For those that prefer online devotions this will be more challenging. I’d encourage you to find a way to either download them and stay in airplane mode, print them or find a physical devotional like My Utmost for His Highest.
Start by performing a little heart check and ask yourself if you have a habit of checking your phone before you get into the Word. If the answer is yes, ask whether or not that habit is serving you. If it’s not, give it a shot for a week. Commit to 5 days of staying off your phone until after your morning time with God. It made a huge difference in my walk and I am confident it will do the same for you!
Practice a Social Media Sabbath
“For in six days the LORD made the heavens and the earth, the sea, and all that is in them, but he rested on the seventh day. Therefore the LORD blessed the Sabbath day and made it holy.” Exodus 20:11
For our family, Sabbath takes place from sundown on Friday to sundown on Saturday. It has become a gift from God that we truly cherish! God really did know we would need that day of rest so whatever day it happens to be for you, I highly encourage you to honor it.
Besides not working, we also decided to include a 24 hour pause on all social media. This means no Instagram, Facebook, Twitter etc. It looks like us giving our thumbs a break and our minds a chance to be present on all that is around us.

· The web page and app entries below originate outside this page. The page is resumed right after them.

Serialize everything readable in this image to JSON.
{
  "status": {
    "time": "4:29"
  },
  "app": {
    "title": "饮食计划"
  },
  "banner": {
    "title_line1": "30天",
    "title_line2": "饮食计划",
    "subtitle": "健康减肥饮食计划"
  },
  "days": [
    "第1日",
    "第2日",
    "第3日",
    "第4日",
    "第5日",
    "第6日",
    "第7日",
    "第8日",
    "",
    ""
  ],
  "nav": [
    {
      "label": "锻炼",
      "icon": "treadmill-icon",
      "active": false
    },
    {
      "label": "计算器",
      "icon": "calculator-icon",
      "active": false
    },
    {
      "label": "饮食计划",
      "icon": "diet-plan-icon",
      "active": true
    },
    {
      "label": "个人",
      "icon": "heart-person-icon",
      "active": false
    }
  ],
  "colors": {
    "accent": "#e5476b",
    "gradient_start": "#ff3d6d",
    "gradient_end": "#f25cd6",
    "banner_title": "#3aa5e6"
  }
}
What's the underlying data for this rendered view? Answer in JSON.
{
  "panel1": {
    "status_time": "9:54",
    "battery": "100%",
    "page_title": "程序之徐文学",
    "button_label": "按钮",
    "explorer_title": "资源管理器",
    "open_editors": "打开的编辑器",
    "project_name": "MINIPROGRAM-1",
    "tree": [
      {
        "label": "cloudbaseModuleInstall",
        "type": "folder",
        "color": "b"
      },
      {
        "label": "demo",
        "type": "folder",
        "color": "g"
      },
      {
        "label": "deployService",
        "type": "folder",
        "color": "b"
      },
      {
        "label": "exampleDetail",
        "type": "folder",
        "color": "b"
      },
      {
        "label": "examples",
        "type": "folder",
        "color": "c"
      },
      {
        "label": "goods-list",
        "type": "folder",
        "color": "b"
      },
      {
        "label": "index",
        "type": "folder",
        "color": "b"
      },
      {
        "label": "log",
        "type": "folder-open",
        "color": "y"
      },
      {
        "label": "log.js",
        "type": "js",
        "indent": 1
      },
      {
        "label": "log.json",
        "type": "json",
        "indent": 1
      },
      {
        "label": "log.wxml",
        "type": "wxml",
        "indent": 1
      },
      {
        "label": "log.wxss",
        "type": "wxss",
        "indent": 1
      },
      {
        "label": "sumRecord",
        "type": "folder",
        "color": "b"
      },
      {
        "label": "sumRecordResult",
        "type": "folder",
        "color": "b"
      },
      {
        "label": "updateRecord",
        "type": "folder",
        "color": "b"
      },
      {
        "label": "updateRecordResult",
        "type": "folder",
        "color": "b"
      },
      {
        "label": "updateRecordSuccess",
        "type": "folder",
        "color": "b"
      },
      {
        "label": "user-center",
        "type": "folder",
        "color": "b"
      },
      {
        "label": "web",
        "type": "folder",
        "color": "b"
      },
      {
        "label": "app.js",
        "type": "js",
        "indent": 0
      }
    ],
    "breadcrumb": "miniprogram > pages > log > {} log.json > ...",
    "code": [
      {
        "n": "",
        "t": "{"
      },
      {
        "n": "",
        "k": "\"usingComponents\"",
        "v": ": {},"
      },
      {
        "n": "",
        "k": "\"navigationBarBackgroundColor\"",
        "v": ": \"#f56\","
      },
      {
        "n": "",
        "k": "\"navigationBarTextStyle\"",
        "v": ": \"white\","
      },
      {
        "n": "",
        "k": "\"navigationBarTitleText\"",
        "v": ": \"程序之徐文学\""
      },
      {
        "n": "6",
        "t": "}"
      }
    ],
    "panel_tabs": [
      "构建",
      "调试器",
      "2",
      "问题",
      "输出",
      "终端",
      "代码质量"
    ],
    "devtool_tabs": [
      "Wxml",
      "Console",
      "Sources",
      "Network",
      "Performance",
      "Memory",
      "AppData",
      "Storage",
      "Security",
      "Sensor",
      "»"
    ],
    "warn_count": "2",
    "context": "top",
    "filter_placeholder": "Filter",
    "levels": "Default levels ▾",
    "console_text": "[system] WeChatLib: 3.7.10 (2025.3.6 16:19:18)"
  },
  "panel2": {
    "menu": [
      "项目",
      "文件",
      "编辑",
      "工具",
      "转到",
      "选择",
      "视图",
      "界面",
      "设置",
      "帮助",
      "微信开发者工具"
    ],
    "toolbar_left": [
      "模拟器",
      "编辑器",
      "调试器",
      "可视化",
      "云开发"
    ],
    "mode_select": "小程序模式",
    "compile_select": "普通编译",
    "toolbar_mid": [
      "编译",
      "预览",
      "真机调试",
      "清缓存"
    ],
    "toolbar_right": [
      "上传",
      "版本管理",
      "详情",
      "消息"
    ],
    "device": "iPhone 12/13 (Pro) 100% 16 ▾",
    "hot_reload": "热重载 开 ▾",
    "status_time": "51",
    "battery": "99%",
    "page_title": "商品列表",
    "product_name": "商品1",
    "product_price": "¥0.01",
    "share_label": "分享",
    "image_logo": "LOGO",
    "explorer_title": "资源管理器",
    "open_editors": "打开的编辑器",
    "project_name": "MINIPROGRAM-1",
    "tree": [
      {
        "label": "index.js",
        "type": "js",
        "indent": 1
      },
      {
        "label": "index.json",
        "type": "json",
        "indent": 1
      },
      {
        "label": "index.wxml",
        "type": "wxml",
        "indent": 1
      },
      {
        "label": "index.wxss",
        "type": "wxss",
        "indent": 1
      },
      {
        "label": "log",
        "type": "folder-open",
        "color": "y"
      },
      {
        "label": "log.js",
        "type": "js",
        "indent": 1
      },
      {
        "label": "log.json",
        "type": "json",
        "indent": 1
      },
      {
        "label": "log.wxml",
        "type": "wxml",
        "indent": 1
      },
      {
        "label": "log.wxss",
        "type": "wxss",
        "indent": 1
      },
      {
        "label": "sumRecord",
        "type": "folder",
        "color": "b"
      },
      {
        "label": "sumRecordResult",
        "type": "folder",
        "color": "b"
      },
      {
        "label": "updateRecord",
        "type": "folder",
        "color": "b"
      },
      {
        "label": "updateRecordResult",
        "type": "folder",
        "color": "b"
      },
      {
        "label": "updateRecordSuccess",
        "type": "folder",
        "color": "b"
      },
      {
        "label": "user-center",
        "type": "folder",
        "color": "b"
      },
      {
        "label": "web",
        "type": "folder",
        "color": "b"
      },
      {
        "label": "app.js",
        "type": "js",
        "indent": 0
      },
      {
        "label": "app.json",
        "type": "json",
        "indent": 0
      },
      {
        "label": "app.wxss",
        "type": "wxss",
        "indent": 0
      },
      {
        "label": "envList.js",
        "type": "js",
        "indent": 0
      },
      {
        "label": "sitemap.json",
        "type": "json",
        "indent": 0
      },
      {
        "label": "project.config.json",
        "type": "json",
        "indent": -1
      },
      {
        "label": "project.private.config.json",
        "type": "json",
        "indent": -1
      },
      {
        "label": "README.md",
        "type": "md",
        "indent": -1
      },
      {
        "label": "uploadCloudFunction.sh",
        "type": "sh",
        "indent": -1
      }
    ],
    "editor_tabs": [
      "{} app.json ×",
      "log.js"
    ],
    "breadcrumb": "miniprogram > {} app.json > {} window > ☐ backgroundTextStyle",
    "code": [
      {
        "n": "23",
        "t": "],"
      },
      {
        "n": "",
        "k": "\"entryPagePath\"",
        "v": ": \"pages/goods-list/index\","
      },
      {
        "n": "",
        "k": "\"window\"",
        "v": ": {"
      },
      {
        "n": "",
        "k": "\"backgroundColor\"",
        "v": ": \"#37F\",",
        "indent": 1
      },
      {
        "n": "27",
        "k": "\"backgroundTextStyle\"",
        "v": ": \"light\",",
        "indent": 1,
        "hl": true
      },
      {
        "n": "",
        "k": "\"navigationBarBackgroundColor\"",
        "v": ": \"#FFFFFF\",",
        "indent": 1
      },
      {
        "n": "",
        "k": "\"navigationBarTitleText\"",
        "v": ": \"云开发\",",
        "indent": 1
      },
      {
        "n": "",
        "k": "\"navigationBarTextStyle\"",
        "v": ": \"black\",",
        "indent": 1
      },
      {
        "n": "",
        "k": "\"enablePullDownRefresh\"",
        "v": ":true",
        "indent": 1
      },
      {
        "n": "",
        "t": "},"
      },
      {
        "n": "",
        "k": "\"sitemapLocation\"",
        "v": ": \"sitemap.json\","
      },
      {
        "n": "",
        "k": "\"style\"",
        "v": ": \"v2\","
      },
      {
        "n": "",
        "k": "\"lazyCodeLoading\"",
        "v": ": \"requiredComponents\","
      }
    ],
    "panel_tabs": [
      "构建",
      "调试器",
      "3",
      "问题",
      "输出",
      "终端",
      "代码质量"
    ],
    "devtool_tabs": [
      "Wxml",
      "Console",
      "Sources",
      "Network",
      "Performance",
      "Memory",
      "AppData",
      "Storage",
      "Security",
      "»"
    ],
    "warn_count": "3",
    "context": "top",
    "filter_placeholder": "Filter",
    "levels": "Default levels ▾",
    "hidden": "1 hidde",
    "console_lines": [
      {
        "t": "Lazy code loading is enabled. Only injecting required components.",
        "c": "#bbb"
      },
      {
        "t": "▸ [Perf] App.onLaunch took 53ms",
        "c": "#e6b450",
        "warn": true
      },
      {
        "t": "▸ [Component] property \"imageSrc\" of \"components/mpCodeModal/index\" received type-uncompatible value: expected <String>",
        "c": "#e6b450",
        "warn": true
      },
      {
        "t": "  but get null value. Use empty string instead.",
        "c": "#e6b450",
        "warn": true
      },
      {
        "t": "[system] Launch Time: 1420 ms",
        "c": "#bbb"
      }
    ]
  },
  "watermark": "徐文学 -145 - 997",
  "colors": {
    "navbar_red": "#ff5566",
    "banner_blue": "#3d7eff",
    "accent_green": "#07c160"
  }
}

There’s a reason why this day has become my favorite day of the week. The 24-hour rest from social media has only made it better. There is less stress, less wasted time, and more time spent praising God and being present with those we encounter.
Interestingly enough, the break from social media on that day often leads to a break from the phone & tv all together. While it may seem daunting to some, I couldn’t recommend it enough. If you’re anything like me you’ll find that a weekly pause of all things social gives your mind a much needed break, lowers your stress levels, and simply allows you to enjoy all of the tiny moments that make life so precious.
The Importance of Stilling Your Mind
If you are someone who has never struggled with being on your phone too much or if you already recognize and do something about it, I applaud you!
However, if you find yourself in an unhealthy relationship with your cellular device, I’d encourage you to try one if not all three tips above for at least a week. If you do, will you leave us a comment & let us know which one you're going to try?
The important piece is determining what works best in regards to creating a healthier daily rhythm of life. Practice, experiment and don’t worry about failing - it’s all part of the process!
At the very least just start. I promise you won’t regret it.